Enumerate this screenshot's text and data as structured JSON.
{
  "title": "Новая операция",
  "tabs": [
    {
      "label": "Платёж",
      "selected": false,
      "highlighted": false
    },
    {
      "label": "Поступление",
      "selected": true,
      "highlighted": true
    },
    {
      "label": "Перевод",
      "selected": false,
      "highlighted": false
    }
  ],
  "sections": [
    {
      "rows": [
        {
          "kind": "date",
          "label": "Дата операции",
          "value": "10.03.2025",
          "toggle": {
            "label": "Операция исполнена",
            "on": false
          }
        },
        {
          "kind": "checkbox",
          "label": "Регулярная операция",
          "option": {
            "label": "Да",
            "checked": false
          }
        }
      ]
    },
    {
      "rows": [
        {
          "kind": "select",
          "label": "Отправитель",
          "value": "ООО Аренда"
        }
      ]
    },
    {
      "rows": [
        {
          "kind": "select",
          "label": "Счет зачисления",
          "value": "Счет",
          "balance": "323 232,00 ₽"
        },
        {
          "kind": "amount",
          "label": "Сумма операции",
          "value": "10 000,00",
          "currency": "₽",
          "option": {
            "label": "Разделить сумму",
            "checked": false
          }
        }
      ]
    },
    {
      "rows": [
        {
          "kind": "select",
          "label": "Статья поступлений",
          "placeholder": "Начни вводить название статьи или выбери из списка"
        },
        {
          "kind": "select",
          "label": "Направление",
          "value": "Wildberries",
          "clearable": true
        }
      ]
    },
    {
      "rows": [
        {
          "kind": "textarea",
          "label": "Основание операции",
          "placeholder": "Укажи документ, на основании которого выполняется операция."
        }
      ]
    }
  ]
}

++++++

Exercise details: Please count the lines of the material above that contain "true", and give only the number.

Exercise response: 3